Task details: What follows is a set of records. Copy them exactly and leave out the images.

Stored records:
-*-
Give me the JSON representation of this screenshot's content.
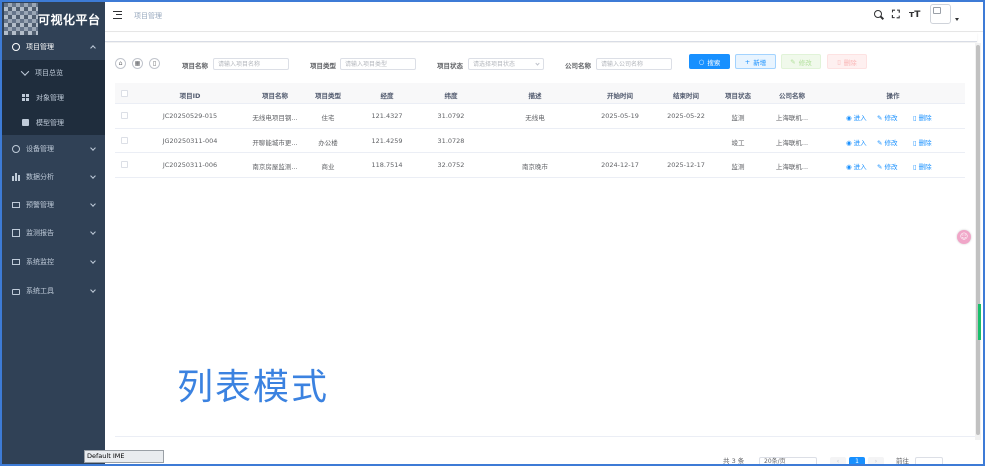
{
  "app": {
    "title": "可视化平台"
  },
  "sidebar": {
    "items": [
      {
        "label": "项目管理",
        "icon": "gear-icon",
        "expanded": true,
        "children": [
          {
            "label": "项目总览",
            "icon": "chevron-down-icon"
          },
          {
            "label": "对象管理",
            "icon": "grid-icon"
          },
          {
            "label": "模型管理",
            "icon": "book-icon"
          }
        ]
      },
      {
        "label": "设备管理",
        "icon": "gear-icon"
      },
      {
        "label": "数据分析",
        "icon": "bar-chart-icon"
      },
      {
        "label": "预警管理",
        "icon": "monitor-icon"
      },
      {
        "label": "监测报告",
        "icon": "book-icon"
      },
      {
        "label": "系统监控",
        "icon": "monitor-icon"
      },
      {
        "label": "系统工具",
        "icon": "briefcase-icon"
      }
    ]
  },
  "header": {
    "breadcrumb": "项目管理"
  },
  "search_form": {
    "project_name_label": "项目名称",
    "project_name_placeholder": "请输入项目名称",
    "project_type_label": "项目类型",
    "project_type_placeholder": "请输入项目类型",
    "project_status_label": "项目状态",
    "project_status_placeholder": "请选择项目状态",
    "company_label": "公司名称",
    "company_placeholder": "请输入公司名称"
  },
  "toolbar": {
    "search": "搜索",
    "add": "新增",
    "edit": "修改",
    "delete": "删除"
  },
  "table": {
    "columns": [
      "项目ID",
      "项目名称",
      "项目类型",
      "经度",
      "纬度",
      "描述",
      "开始时间",
      "结束时间",
      "项目状态",
      "公司名称",
      "操作"
    ],
    "rows": [
      {
        "id": "JC20250529-015",
        "name": "无线电项目钢...",
        "type": "住宅",
        "lng": "121.4327",
        "lat": "31.0792",
        "desc": "无线电",
        "start": "2025-05-19",
        "end": "2025-05-22",
        "status": "监测",
        "company": "上海联机..."
      },
      {
        "id": "JG20250311-004",
        "name": "开聊能城市更...",
        "type": "办公楼",
        "lng": "121.4259",
        "lat": "31.0728",
        "desc": "",
        "start": "",
        "end": "",
        "status": "竣工",
        "company": "上海联机..."
      },
      {
        "id": "JC20250311-006",
        "name": "南京房屋监测...",
        "type": "商业",
        "lng": "118.7514",
        "lat": "32.0752",
        "desc": "南京晚市",
        "start": "2024-12-17",
        "end": "2025-12-17",
        "status": "监测",
        "company": "上海联机..."
      }
    ],
    "actions": {
      "enter": "进入",
      "edit": "修改",
      "delete": "删除"
    }
  },
  "watermark": "列表模式",
  "pagination": {
    "total_text": "共 3 条",
    "page_size": "20条/页",
    "current_page": "1",
    "goto": "前往"
  },
  "ime": "Default IME",
  "colors": {
    "sidebar": "#304156",
    "primary": "#1890ff",
    "frame": "#3d7bd6"
  }
}
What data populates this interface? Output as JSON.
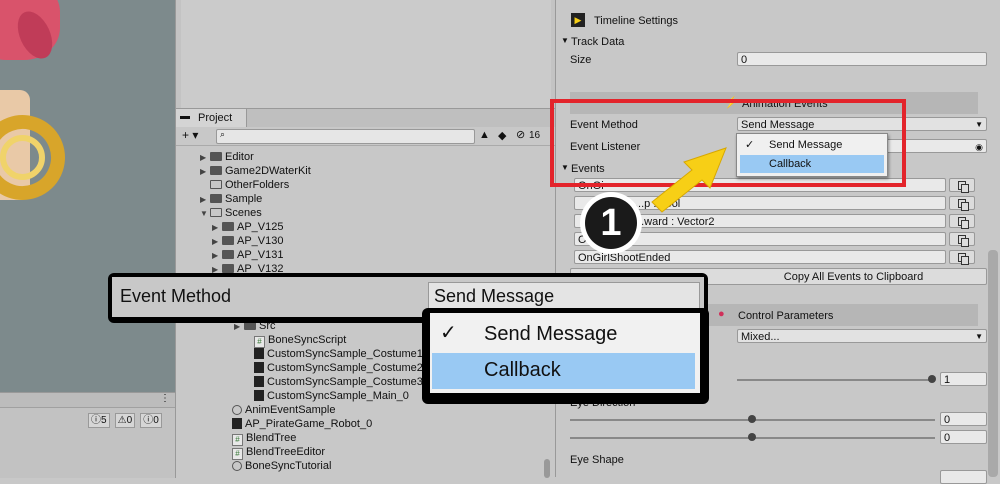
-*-
Exercise answer:
Give me the JSON representation of this screenshot's content.
{
  "app": {
    "title": "可视化平台"
  },
  "sidebar": {
    "items": [
      {
        "label": "项目管理",
        "icon": "gear-icon",
        "expanded": true,
        "children": [
          {
            "label": "项目总览",
            "icon": "chevron-down-icon"
          },
          {
            "label": "对象管理",
            "icon": "grid-icon"
          },
          {
            "label": "模型管理",
            "icon": "book-icon"
          }
        ]
      },
      {
        "label": "设备管理",
        "icon": "gear-icon"
      },
      {
        "label": "数据分析",
        "icon": "bar-chart-icon"
      },
      {
        "label": "预警管理",
        "icon": "monitor-icon"
      },
      {
        "label": "监测报告",
        "icon": "book-icon"
      },
      {
        "label": "系统监控",
        "icon": "monitor-icon"
      },
      {
        "label": "系统工具",
        "icon": "briefcase-icon"
      }
    ]
  },
  "header": {
    "breadcrumb": "项目管理"
  },
  "search_form": {
    "project_name_label": "项目名称",
    "project_name_placeholder": "请输入项目名称",
    "project_type_label": "项目类型",
    "project_type_placeholder": "请输入项目类型",
    "project_status_label": "项目状态",
    "project_status_placeholder": "请选择项目状态",
    "company_label": "公司名称",
    "company_placeholder": "请输入公司名称"
  },
  "toolbar": {
    "search": "搜索",
    "add": "新增",
    "edit": "修改",
    "delete": "删除"
  },
  "table": {
    "columns": [
      "项目ID",
      "项目名称",
      "项目类型",
      "经度",
      "纬度",
      "描述",
      "开始时间",
      "结束时间",
      "项目状态",
      "公司名称",
      "操作"
    ],
    "rows": [
      {
        "id": "JC20250529-015",
        "name": "无线电项目钢...",
        "type": "住宅",
        "lng": "121.4327",
        "lat": "31.0792",
        "desc": "无线电",
        "start": "2025-05-19",
        "end": "2025-05-22",
        "status": "监测",
        "company": "上海联机..."
      },
      {
        "id": "JG20250311-004",
        "name": "开聊能城市更...",
        "type": "办公楼",
        "lng": "121.4259",
        "lat": "31.0728",
        "desc": "",
        "start": "",
        "end": "",
        "status": "竣工",
        "company": "上海联机..."
      },
      {
        "id": "JC20250311-006",
        "name": "南京房屋监测...",
        "type": "商业",
        "lng": "118.7514",
        "lat": "32.0752",
        "desc": "南京晚市",
        "start": "2024-12-17",
        "end": "2025-12-17",
        "status": "监测",
        "company": "上海联机..."
      }
    ],
    "actions": {
      "enter": "进入",
      "edit": "修改",
      "delete": "删除"
    }
  },
  "watermark": "列表模式",
  "pagination": {
    "total_text": "共 3 条",
    "page_size": "20条/页",
    "current_page": "1",
    "goto": "前往"
  },
  "ime": "Default IME",
  "colors": {
    "sidebar": "#304156",
    "primary": "#1890ff",
    "frame": "#3d7bd6"
  }
}
What data populates this interface? Output as JSON.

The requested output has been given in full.